- Problem requirements
Return all of the data exactly as written, without the pictures.

----- Data provided -----

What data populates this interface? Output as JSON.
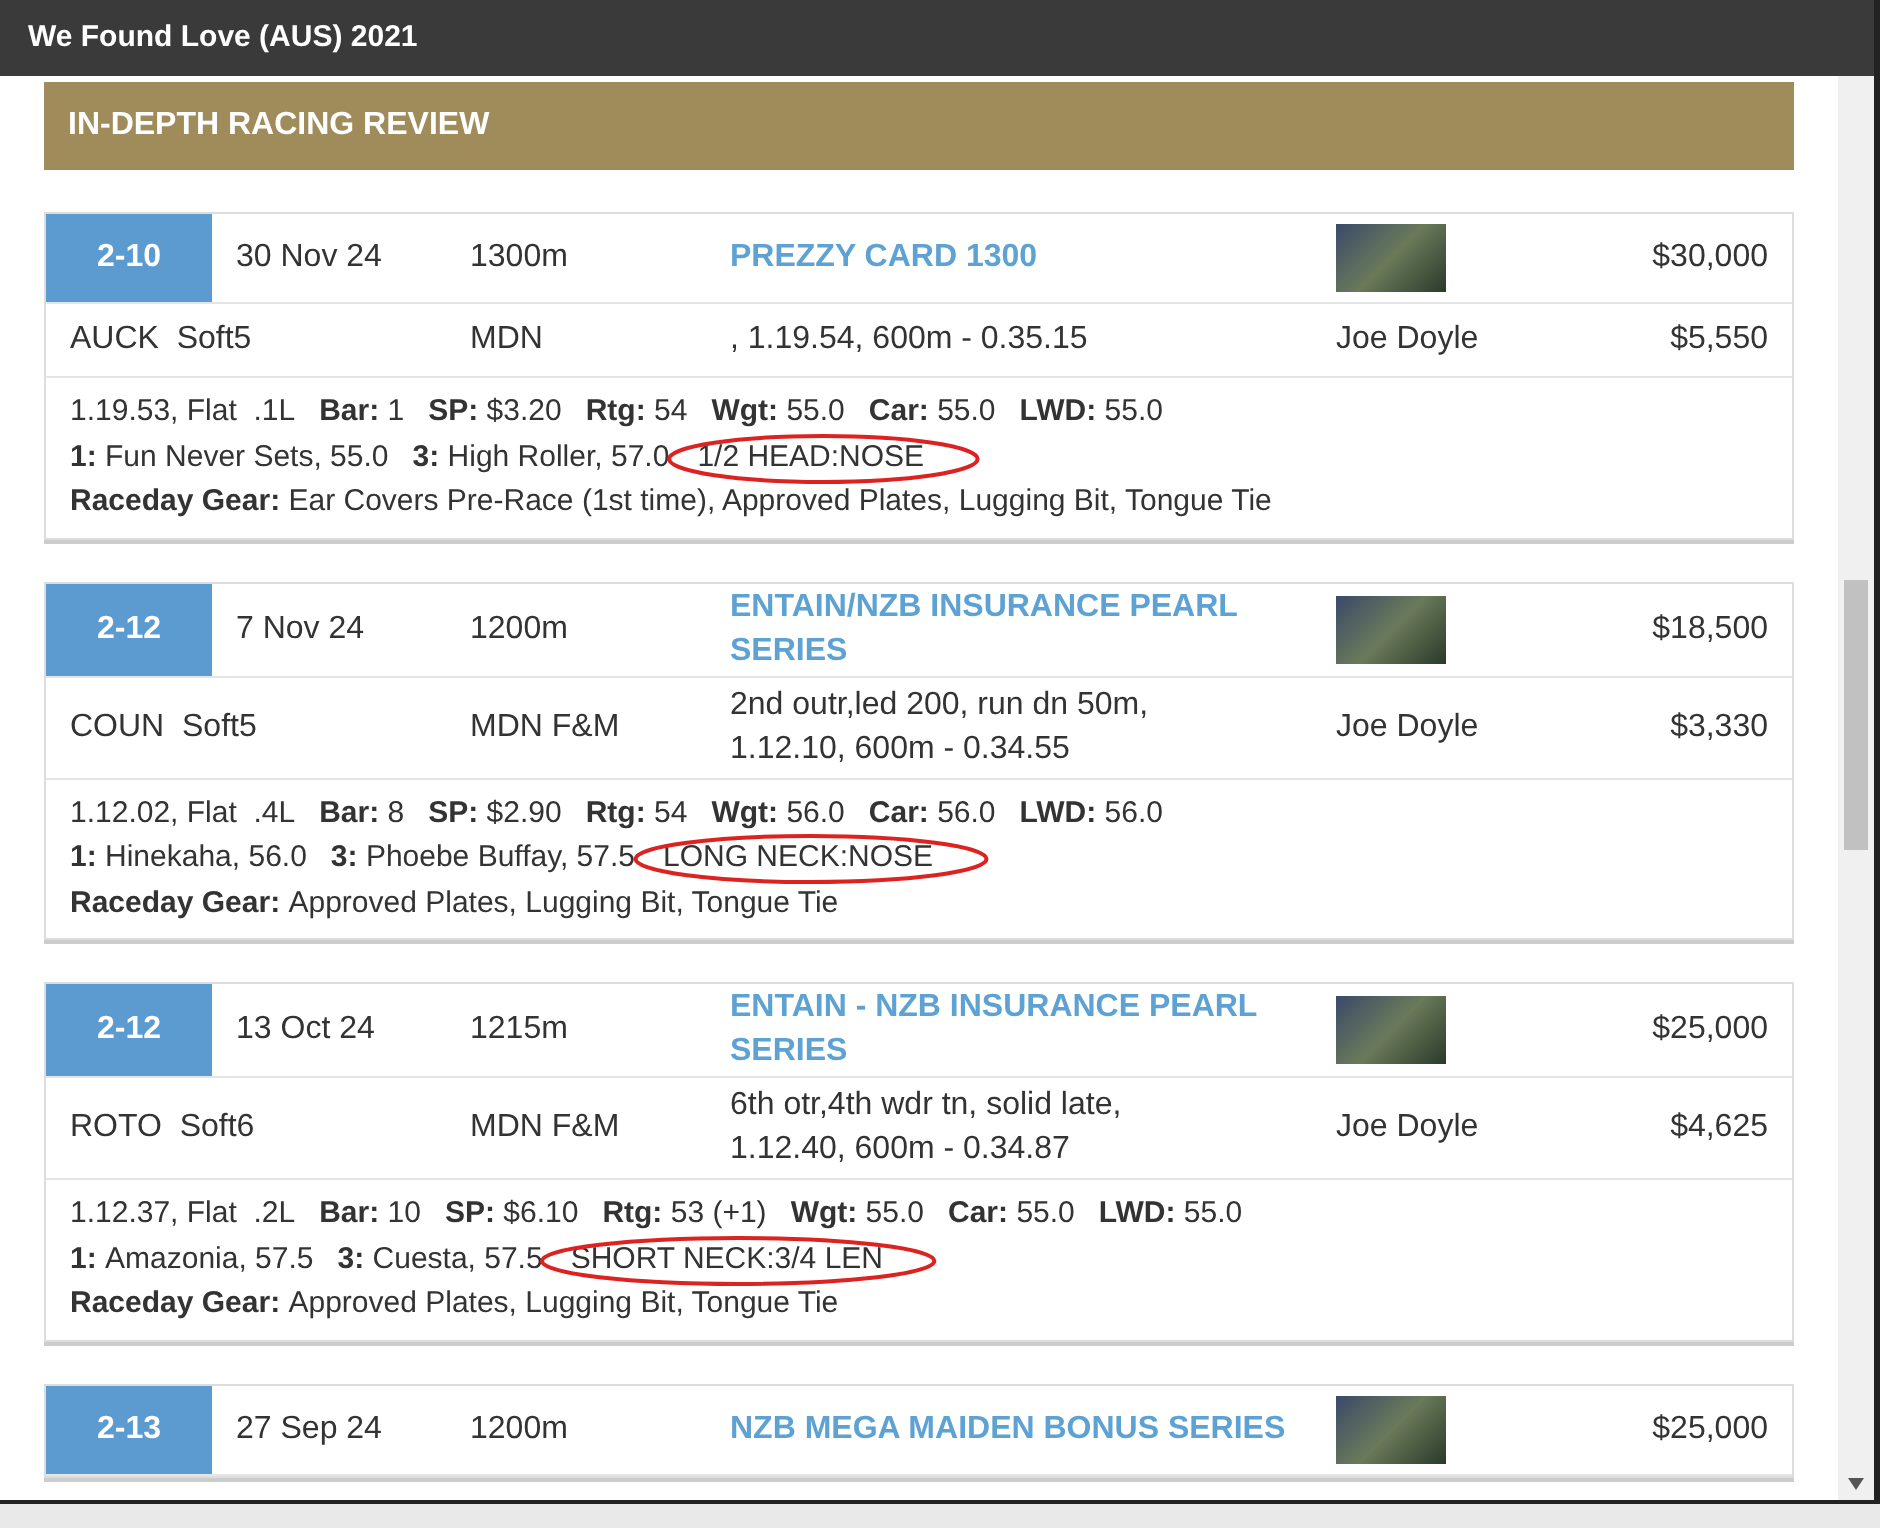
{
  "window": {
    "title": "We Found Love (AUS) 2021"
  },
  "section": {
    "title": "IN-DEPTH RACING REVIEW"
  },
  "races": [
    {
      "placing": "2-10",
      "date": "30 Nov 24",
      "distance": "1300m",
      "race_name": [
        "PREZZY CARD 1300"
      ],
      "prize": "$30,000",
      "track": "AUCK  Soft5",
      "class": "MDN",
      "comment": [
        ", 1.19.54, 600m - 0.35.15"
      ],
      "jockey": "Joe Doyle",
      "stake": "$5,550",
      "stats": [
        {
          "value": "1.19.53, Flat  .1L"
        },
        {
          "label": "Bar:",
          "value": "1"
        },
        {
          "label": "SP:",
          "value": "$3.20"
        },
        {
          "label": "Rtg:",
          "value": "54"
        },
        {
          "label": "Wgt:",
          "value": "55.0"
        },
        {
          "label": "Car:",
          "value": "55.0"
        },
        {
          "label": "LWD:",
          "value": "55.0"
        }
      ],
      "placings": [
        {
          "label": "1:",
          "value": "Fun Never Sets, 55.0"
        },
        {
          "label": "3:",
          "value": "High Roller, 57.0"
        }
      ],
      "margin": {
        "text": "1/2 HEAD:NOSE",
        "circled": true
      },
      "gear": {
        "label": "Raceday Gear:",
        "value": "Ear Covers Pre-Race (1st time), Approved Plates, Lugging Bit, Tongue Tie"
      }
    },
    {
      "placing": "2-12",
      "date": "7 Nov 24",
      "distance": "1200m",
      "race_name": [
        "ENTAIN/NZB INSURANCE PEARL",
        "SERIES"
      ],
      "prize": "$18,500",
      "track": "COUN  Soft5",
      "class": "MDN F&M",
      "comment": [
        "2nd outr,led 200, run dn 50m,",
        "1.12.10, 600m - 0.34.55"
      ],
      "jockey": "Joe Doyle",
      "stake": "$3,330",
      "stats": [
        {
          "value": "1.12.02, Flat  .4L"
        },
        {
          "label": "Bar:",
          "value": "8"
        },
        {
          "label": "SP:",
          "value": "$2.90"
        },
        {
          "label": "Rtg:",
          "value": "54"
        },
        {
          "label": "Wgt:",
          "value": "56.0"
        },
        {
          "label": "Car:",
          "value": "56.0"
        },
        {
          "label": "LWD:",
          "value": "56.0"
        }
      ],
      "placings": [
        {
          "label": "1:",
          "value": "Hinekaha, 56.0"
        },
        {
          "label": "3:",
          "value": "Phoebe Buffay, 57.5"
        }
      ],
      "margin": {
        "text": "LONG NECK:NOSE",
        "circled": true
      },
      "gear": {
        "label": "Raceday Gear:",
        "value": "Approved Plates, Lugging Bit, Tongue Tie"
      }
    },
    {
      "placing": "2-12",
      "date": "13 Oct 24",
      "distance": "1215m",
      "race_name": [
        "ENTAIN - NZB INSURANCE PEARL",
        "SERIES"
      ],
      "prize": "$25,000",
      "track": "ROTO  Soft6",
      "class": "MDN F&M",
      "comment": [
        "6th otr,4th wdr tn, solid late,",
        "1.12.40, 600m - 0.34.87"
      ],
      "jockey": "Joe Doyle",
      "stake": "$4,625",
      "stats": [
        {
          "value": "1.12.37, Flat  .2L"
        },
        {
          "label": "Bar:",
          "value": "10"
        },
        {
          "label": "SP:",
          "value": "$6.10"
        },
        {
          "label": "Rtg:",
          "value": "53 (+1)"
        },
        {
          "label": "Wgt:",
          "value": "55.0"
        },
        {
          "label": "Car:",
          "value": "55.0"
        },
        {
          "label": "LWD:",
          "value": "55.0"
        }
      ],
      "placings": [
        {
          "label": "1:",
          "value": "Amazonia, 57.5"
        },
        {
          "label": "3:",
          "value": "Cuesta, 57.5"
        }
      ],
      "margin": {
        "text": "SHORT NECK:3/4 LEN",
        "circled": true
      },
      "gear": {
        "label": "Raceday Gear:",
        "value": "Approved Plates, Lugging Bit, Tongue Tie"
      }
    },
    {
      "placing": "2-13",
      "date": "27 Sep 24",
      "distance": "1200m",
      "race_name": [
        "NZB MEGA MAIDEN BONUS SERIES"
      ],
      "prize": "$25,000"
    }
  ]
}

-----

- Result of the exercise
What data populates this interface? Output as JSON.
{
  "window": {
    "title": "We Found Love (AUS) 2021"
  },
  "section": {
    "title": "IN-DEPTH RACING REVIEW"
  },
  "races": [
    {
      "placing": "2-10",
      "date": "30 Nov 24",
      "distance": "1300m",
      "race_name": [
        "PREZZY CARD 1300"
      ],
      "prize": "$30,000",
      "track": "AUCK  Soft5",
      "class": "MDN",
      "comment": [
        ", 1.19.54, 600m - 0.35.15"
      ],
      "jockey": "Joe Doyle",
      "stake": "$5,550",
      "stats": [
        {
          "value": "1.19.53, Flat  .1L"
        },
        {
          "label": "Bar:",
          "value": "1"
        },
        {
          "label": "SP:",
          "value": "$3.20"
        },
        {
          "label": "Rtg:",
          "value": "54"
        },
        {
          "label": "Wgt:",
          "value": "55.0"
        },
        {
          "label": "Car:",
          "value": "55.0"
        },
        {
          "label": "LWD:",
          "value": "55.0"
        }
      ],
      "placings": [
        {
          "label": "1:",
          "value": "Fun Never Sets, 55.0"
        },
        {
          "label": "3:",
          "value": "High Roller, 57.0"
        }
      ],
      "margin": {
        "text": "1/2 HEAD:NOSE",
        "circled": true
      },
      "gear": {
        "label": "Raceday Gear:",
        "value": "Ear Covers Pre-Race (1st time), Approved Plates, Lugging Bit, Tongue Tie"
      }
    },
    {
      "placing": "2-12",
      "date": "7 Nov 24",
      "distance": "1200m",
      "race_name": [
        "ENTAIN/NZB INSURANCE PEARL",
        "SERIES"
      ],
      "prize": "$18,500",
      "track": "COUN  Soft5",
      "class": "MDN F&M",
      "comment": [
        "2nd outr,led 200, run dn 50m,",
        "1.12.10, 600m - 0.34.55"
      ],
      "jockey": "Joe Doyle",
      "stake": "$3,330",
      "stats": [
        {
          "value": "1.12.02, Flat  .4L"
        },
        {
          "label": "Bar:",
          "value": "8"
        },
        {
          "label": "SP:",
          "value": "$2.90"
        },
        {
          "label": "Rtg:",
          "value": "54"
        },
        {
          "label": "Wgt:",
          "value": "56.0"
        },
        {
          "label": "Car:",
          "value": "56.0"
        },
        {
          "label": "LWD:",
          "value": "56.0"
        }
      ],
      "placings": [
        {
          "label": "1:",
          "value": "Hinekaha, 56.0"
        },
        {
          "label": "3:",
          "value": "Phoebe Buffay, 57.5"
        }
      ],
      "margin": {
        "text": "LONG NECK:NOSE",
        "circled": true
      },
      "gear": {
        "label": "Raceday Gear:",
        "value": "Approved Plates, Lugging Bit, Tongue Tie"
      }
    },
    {
      "placing": "2-12",
      "date": "13 Oct 24",
      "distance": "1215m",
      "race_name": [
        "ENTAIN - NZB INSURANCE PEARL",
        "SERIES"
      ],
      "prize": "$25,000",
      "track": "ROTO  Soft6",
      "class": "MDN F&M",
      "comment": [
        "6th otr,4th wdr tn, solid late,",
        "1.12.40, 600m - 0.34.87"
      ],
      "jockey": "Joe Doyle",
      "stake": "$4,625",
      "stats": [
        {
          "value": "1.12.37, Flat  .2L"
        },
        {
          "label": "Bar:",
          "value": "10"
        },
        {
          "label": "SP:",
          "value": "$6.10"
        },
        {
          "label": "Rtg:",
          "value": "53 (+1)"
        },
        {
          "label": "Wgt:",
          "value": "55.0"
        },
        {
          "label": "Car:",
          "value": "55.0"
        },
        {
          "label": "LWD:",
          "value": "55.0"
        }
      ],
      "placings": [
        {
          "label": "1:",
          "value": "Amazonia, 57.5"
        },
        {
          "label": "3:",
          "value": "Cuesta, 57.5"
        }
      ],
      "margin": {
        "text": "SHORT NECK:3/4 LEN",
        "circled": true
      },
      "gear": {
        "label": "Raceday Gear:",
        "value": "Approved Plates, Lugging Bit, Tongue Tie"
      }
    },
    {
      "placing": "2-13",
      "date": "27 Sep 24",
      "distance": "1200m",
      "race_name": [
        "NZB MEGA MAIDEN BONUS SERIES"
      ],
      "prize": "$25,000"
    }
  ]
}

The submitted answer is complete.